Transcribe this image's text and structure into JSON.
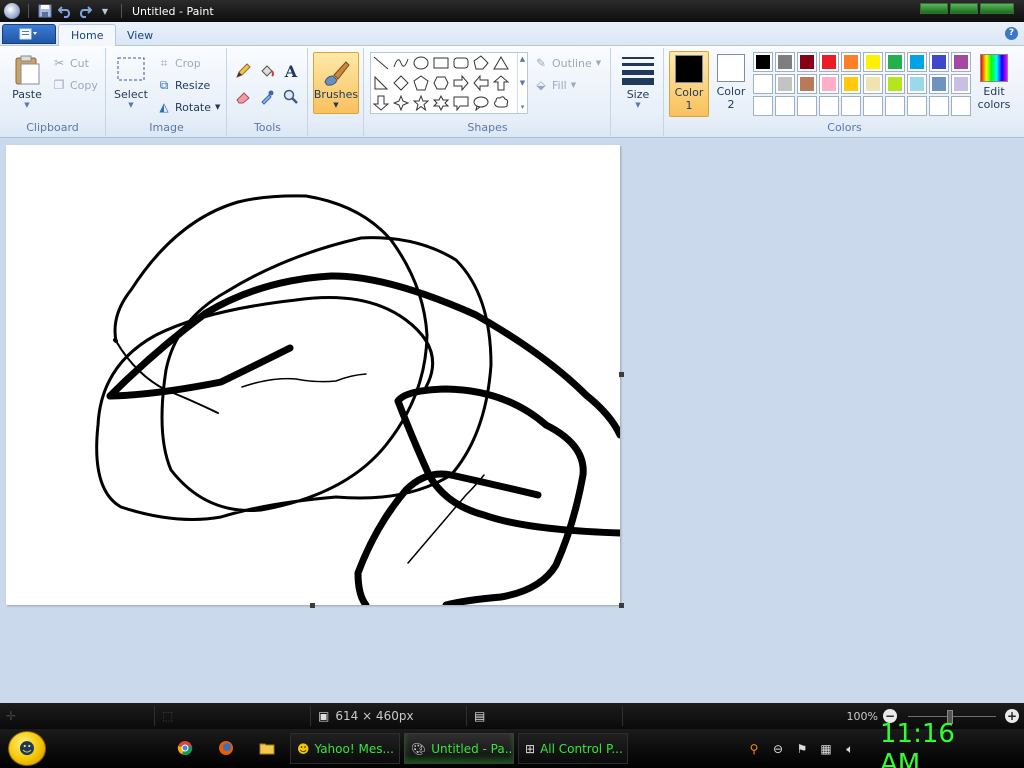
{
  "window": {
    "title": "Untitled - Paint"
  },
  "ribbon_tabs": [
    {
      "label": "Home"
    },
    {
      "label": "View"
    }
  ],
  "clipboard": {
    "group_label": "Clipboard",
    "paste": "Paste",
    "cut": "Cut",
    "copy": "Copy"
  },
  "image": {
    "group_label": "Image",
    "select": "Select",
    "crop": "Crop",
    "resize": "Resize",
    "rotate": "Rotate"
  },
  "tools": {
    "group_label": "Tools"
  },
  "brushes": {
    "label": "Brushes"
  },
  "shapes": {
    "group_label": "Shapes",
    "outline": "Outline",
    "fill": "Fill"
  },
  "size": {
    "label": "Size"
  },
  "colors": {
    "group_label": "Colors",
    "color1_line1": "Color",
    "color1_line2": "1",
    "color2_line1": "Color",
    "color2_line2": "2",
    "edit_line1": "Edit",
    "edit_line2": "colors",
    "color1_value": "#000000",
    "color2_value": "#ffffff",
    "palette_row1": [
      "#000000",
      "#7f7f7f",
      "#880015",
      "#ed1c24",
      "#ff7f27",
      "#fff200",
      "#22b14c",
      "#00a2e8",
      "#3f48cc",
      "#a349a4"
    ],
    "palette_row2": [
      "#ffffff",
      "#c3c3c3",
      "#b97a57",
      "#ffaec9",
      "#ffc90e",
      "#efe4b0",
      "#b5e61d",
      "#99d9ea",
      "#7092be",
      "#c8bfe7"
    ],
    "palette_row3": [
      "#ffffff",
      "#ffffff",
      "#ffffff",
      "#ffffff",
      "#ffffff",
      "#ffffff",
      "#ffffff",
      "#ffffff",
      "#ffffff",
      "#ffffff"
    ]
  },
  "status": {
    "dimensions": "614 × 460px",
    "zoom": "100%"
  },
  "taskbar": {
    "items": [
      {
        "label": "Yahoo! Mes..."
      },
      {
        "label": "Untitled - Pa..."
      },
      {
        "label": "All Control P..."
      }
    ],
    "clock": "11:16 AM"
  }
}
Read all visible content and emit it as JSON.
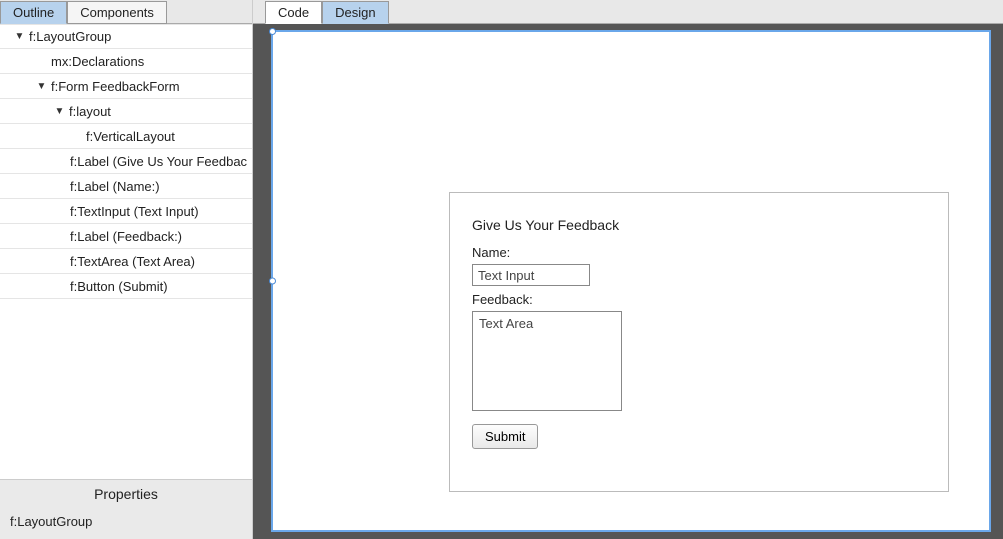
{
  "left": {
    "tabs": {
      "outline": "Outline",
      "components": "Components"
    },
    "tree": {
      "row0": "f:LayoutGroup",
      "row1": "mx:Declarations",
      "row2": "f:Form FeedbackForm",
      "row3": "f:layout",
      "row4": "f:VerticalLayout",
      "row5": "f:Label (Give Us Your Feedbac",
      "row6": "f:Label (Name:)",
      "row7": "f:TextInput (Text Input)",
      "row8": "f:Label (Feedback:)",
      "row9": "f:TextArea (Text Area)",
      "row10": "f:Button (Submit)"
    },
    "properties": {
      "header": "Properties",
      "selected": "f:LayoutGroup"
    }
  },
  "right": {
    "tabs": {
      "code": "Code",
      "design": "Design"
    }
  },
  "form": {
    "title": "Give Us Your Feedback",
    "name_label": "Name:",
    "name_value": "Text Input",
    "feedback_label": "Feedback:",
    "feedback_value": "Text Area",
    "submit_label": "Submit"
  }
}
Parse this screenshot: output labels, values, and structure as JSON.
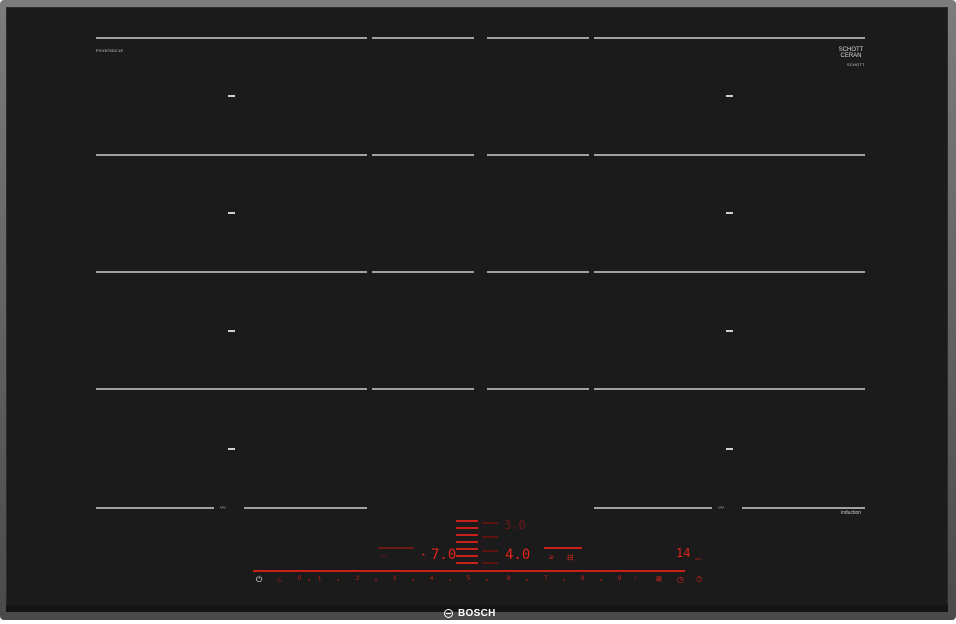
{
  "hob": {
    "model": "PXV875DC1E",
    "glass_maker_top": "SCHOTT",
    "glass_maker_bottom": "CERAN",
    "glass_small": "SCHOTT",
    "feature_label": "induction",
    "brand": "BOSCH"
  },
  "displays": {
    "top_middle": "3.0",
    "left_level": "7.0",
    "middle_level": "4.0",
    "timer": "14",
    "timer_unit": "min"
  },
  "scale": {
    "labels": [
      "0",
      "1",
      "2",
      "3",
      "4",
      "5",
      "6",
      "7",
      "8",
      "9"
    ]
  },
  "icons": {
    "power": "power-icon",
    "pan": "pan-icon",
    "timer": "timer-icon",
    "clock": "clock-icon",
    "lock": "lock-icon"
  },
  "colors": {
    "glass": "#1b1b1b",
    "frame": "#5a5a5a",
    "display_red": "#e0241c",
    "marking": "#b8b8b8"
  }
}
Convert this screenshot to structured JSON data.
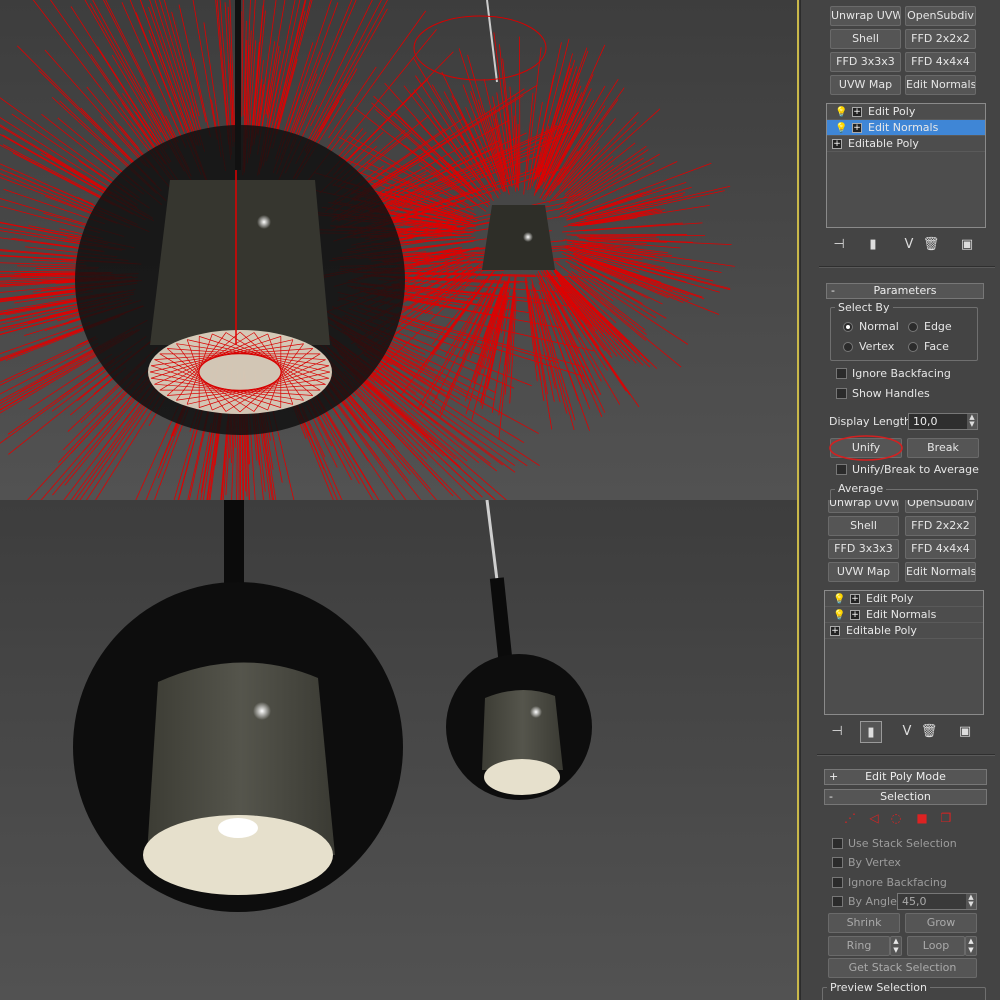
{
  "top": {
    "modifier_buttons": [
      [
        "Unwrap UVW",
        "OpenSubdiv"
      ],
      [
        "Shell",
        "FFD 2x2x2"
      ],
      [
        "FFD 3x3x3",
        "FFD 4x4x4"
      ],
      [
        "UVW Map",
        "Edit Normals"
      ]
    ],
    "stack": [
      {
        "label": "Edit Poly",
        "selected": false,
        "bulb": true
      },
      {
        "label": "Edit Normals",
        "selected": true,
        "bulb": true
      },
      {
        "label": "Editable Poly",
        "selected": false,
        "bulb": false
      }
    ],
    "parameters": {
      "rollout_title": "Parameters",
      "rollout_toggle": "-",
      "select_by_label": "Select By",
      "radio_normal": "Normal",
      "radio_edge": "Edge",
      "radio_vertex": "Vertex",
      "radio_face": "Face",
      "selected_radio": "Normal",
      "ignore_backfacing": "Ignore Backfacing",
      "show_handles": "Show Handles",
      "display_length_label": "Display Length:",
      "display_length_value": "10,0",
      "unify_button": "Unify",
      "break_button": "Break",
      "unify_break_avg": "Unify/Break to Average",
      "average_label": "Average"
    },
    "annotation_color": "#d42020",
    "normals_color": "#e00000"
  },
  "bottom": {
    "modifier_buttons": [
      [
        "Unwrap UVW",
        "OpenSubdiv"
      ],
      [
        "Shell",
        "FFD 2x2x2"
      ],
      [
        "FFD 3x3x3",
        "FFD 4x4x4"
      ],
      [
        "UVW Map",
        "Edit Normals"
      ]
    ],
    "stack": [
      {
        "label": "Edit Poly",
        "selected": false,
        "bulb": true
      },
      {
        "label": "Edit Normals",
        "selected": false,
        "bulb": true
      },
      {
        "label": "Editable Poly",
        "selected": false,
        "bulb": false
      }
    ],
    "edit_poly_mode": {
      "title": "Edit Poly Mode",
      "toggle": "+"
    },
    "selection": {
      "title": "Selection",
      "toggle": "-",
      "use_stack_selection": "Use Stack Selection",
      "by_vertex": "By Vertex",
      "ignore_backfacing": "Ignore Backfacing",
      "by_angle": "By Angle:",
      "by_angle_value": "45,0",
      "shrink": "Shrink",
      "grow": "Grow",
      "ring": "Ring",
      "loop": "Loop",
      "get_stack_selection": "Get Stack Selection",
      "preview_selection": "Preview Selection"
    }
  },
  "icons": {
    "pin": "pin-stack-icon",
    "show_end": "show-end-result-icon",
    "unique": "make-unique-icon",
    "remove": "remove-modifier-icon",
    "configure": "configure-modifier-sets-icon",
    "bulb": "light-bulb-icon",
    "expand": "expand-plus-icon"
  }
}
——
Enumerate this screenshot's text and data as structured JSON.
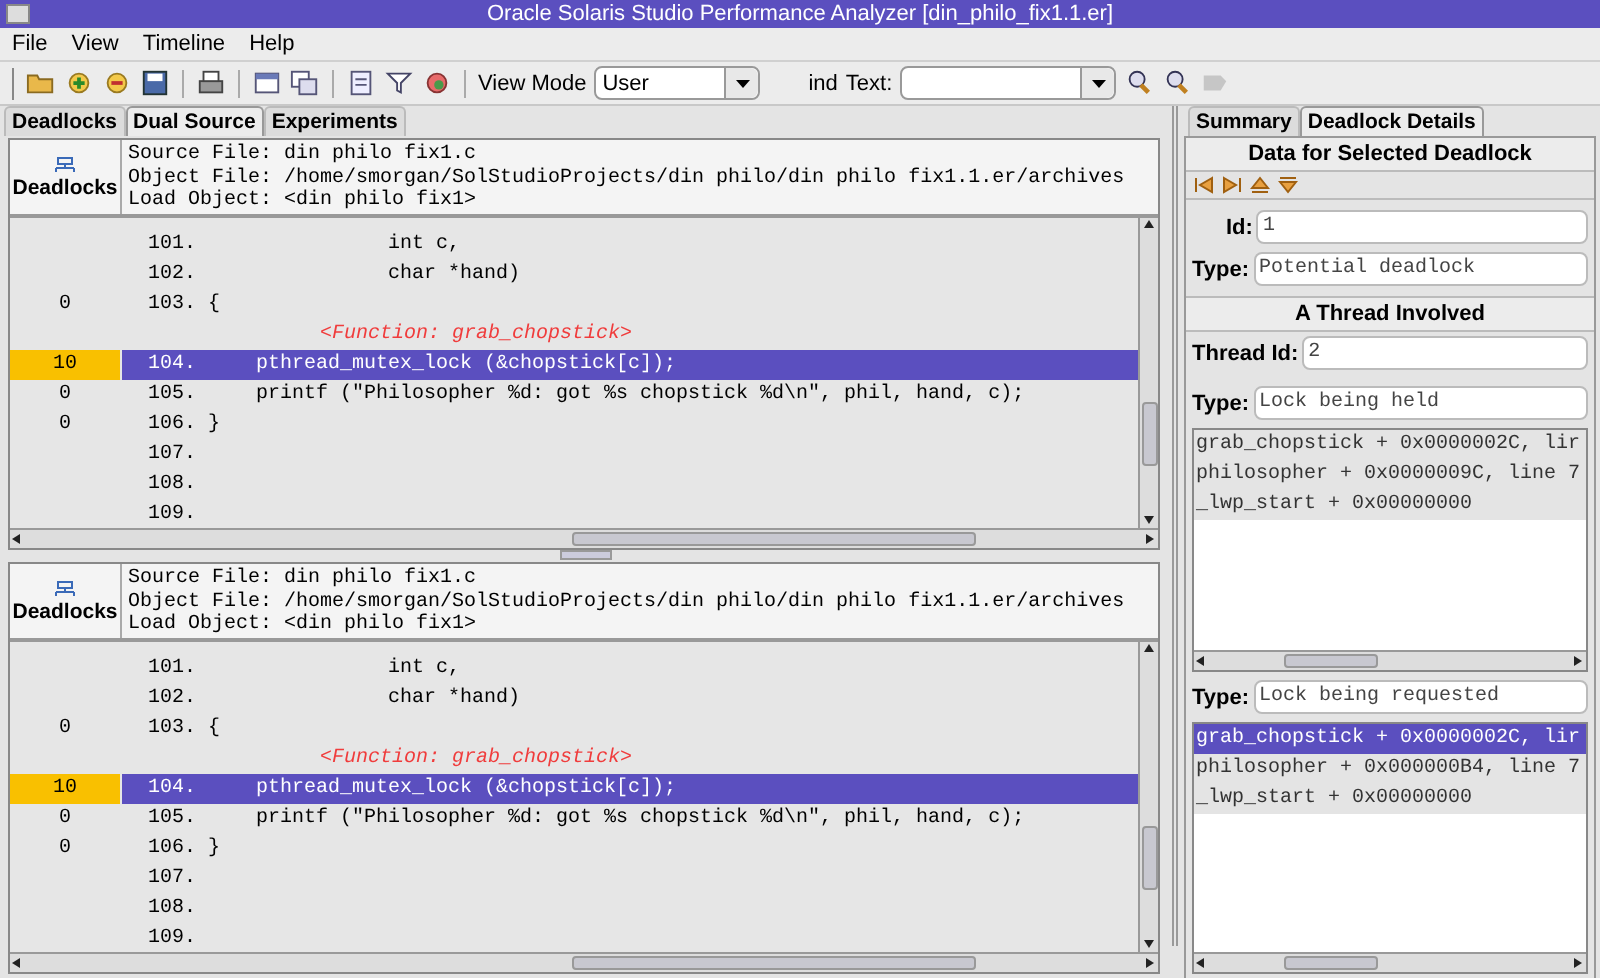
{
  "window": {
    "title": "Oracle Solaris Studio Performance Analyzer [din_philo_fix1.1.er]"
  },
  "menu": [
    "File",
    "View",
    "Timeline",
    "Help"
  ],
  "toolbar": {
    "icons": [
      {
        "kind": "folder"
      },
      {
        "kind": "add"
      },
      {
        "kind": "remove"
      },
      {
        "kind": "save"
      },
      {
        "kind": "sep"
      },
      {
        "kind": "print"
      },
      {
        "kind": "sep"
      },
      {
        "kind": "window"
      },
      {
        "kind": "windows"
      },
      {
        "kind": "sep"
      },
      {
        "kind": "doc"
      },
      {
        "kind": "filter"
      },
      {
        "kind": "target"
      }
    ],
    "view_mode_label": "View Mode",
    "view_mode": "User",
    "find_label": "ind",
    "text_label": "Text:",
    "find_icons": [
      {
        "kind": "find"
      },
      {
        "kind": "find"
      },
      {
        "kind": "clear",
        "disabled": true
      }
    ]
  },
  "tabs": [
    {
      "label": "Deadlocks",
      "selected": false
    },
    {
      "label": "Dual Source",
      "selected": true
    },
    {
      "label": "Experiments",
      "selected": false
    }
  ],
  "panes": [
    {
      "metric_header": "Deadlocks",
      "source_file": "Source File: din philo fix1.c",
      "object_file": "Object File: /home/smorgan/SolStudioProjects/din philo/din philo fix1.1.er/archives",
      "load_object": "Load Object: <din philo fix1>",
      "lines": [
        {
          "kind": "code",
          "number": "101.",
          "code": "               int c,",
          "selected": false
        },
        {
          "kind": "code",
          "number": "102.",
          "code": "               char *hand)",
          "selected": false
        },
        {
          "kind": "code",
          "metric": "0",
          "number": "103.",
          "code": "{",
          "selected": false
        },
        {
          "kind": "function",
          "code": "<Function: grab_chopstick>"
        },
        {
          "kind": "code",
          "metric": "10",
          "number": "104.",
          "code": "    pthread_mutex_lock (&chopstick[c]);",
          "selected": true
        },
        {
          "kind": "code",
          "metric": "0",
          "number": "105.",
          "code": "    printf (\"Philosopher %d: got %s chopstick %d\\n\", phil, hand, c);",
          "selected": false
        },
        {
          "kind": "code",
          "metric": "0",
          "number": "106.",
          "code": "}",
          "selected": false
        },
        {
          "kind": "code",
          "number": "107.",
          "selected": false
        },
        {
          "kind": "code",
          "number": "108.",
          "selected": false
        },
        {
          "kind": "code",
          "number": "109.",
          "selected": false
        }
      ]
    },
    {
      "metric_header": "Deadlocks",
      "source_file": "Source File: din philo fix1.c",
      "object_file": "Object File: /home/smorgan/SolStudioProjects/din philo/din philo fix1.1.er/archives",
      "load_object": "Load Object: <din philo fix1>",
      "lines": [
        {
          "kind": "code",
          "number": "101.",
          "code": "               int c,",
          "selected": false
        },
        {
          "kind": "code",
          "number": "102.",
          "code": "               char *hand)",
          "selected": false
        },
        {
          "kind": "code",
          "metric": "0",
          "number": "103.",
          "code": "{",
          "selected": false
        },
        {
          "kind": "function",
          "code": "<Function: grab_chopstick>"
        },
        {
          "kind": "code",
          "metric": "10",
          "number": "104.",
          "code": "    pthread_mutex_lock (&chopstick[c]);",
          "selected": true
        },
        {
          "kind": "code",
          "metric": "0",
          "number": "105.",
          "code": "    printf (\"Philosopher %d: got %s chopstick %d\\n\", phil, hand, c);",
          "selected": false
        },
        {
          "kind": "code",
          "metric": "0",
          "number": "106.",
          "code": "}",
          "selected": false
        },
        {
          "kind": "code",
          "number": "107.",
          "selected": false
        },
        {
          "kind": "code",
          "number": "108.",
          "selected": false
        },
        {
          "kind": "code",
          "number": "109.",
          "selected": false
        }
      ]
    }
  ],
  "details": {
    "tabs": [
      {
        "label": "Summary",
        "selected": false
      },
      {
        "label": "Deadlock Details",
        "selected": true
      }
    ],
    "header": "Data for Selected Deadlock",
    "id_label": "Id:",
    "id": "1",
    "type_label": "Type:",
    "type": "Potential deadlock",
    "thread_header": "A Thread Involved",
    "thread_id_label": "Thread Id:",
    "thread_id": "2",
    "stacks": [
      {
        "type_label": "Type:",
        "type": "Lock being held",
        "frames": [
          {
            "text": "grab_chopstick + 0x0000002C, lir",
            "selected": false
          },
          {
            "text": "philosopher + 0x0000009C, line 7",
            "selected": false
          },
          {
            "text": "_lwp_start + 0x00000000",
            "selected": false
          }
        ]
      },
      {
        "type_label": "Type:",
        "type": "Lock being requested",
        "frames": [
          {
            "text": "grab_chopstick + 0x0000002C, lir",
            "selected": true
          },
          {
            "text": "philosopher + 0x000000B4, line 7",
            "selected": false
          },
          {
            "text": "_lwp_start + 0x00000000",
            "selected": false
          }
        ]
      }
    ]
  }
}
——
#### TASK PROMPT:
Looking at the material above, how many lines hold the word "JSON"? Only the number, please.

#### RESULT OF THIS EXERCISE:
5